YOUR TASK | Check every line of the data and copy the ones where "Display" appears.

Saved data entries
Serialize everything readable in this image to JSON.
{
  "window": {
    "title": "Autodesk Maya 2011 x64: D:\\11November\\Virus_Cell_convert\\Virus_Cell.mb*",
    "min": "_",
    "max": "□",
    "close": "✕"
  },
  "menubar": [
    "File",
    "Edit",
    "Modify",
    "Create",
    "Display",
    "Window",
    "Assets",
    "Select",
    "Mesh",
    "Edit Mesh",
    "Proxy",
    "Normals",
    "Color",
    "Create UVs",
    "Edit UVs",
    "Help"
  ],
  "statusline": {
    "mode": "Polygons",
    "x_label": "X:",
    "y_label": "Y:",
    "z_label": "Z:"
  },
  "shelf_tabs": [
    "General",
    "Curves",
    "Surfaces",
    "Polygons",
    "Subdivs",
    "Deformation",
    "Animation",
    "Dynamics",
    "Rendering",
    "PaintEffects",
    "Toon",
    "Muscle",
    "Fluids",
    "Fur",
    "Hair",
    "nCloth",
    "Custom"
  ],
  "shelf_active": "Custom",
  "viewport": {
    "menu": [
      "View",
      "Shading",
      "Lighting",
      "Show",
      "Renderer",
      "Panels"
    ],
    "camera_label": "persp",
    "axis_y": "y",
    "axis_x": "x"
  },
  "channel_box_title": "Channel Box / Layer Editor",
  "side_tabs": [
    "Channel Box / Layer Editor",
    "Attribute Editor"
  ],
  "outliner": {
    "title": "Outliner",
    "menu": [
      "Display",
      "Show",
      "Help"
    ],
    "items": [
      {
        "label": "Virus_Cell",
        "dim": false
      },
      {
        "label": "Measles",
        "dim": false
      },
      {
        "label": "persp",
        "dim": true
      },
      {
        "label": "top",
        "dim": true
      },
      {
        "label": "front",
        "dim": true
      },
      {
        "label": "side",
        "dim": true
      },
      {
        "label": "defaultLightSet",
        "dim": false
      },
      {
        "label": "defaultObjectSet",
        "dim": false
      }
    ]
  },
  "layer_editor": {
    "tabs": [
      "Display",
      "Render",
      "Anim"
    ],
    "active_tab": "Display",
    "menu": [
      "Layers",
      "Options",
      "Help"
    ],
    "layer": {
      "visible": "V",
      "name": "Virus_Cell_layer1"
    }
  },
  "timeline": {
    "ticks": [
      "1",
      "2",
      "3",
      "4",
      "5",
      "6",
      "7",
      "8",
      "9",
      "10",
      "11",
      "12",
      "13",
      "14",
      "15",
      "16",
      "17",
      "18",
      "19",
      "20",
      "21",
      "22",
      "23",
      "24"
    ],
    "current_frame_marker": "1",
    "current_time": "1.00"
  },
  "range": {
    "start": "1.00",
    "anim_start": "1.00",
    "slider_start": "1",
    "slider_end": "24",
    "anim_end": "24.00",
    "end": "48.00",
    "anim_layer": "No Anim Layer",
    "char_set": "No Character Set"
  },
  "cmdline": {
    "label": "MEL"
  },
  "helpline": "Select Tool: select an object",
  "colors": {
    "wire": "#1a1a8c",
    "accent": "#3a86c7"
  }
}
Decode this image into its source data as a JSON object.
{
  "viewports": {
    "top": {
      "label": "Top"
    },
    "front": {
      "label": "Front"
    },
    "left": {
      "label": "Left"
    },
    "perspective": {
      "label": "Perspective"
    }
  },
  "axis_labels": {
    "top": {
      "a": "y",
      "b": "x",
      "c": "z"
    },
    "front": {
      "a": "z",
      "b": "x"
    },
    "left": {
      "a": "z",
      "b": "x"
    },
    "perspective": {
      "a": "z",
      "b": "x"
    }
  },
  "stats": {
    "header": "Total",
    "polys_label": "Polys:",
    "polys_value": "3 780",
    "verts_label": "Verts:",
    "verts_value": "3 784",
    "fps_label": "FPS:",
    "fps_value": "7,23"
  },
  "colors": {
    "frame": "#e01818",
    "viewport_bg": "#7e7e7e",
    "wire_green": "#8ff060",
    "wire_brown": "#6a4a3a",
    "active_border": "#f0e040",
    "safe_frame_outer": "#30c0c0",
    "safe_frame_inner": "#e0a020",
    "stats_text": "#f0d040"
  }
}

TASK SOLUTION |
    "Display",
      "Display",
      "Display",
    "active_tab": "Display",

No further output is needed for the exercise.